---------- Provided records ----------

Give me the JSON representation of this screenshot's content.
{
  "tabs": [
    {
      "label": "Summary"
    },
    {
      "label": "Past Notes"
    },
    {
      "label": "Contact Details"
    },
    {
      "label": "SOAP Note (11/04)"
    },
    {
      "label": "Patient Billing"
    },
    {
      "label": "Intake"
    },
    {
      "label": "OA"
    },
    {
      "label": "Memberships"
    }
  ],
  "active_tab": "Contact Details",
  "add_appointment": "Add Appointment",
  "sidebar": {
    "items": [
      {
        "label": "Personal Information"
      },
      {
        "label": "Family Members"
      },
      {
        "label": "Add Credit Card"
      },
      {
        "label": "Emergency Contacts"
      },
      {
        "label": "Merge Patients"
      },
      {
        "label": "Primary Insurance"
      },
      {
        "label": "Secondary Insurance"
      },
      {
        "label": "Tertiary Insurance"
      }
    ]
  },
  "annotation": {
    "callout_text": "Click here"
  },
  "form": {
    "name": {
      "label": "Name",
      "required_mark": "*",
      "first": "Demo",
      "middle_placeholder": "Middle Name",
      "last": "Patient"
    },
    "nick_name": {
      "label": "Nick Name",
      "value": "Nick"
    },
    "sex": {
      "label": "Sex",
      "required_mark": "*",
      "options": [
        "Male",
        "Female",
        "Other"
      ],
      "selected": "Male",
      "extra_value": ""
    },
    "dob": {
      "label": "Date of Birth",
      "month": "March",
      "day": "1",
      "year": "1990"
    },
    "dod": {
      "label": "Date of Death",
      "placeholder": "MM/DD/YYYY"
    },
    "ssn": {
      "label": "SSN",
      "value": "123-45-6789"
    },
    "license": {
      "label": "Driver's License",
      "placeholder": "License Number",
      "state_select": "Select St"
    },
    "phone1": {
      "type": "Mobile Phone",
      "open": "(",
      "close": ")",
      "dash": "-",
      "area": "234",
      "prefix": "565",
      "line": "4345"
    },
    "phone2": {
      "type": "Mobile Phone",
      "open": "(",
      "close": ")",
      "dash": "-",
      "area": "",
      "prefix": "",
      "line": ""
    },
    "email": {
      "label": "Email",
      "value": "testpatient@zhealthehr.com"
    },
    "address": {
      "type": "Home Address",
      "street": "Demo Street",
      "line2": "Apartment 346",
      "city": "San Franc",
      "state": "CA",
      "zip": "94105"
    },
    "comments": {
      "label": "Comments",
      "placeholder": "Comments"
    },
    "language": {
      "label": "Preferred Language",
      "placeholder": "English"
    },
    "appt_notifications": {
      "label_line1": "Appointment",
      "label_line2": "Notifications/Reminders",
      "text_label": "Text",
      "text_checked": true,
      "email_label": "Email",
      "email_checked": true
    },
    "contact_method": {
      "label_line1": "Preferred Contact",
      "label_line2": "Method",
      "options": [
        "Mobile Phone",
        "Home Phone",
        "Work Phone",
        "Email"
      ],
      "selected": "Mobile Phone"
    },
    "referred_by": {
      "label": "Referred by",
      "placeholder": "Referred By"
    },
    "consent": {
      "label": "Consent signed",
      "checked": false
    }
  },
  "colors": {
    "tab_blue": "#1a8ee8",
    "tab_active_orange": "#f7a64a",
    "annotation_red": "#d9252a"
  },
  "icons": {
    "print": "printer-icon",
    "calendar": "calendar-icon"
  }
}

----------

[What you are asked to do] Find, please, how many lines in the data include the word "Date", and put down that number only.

[Answer box] 2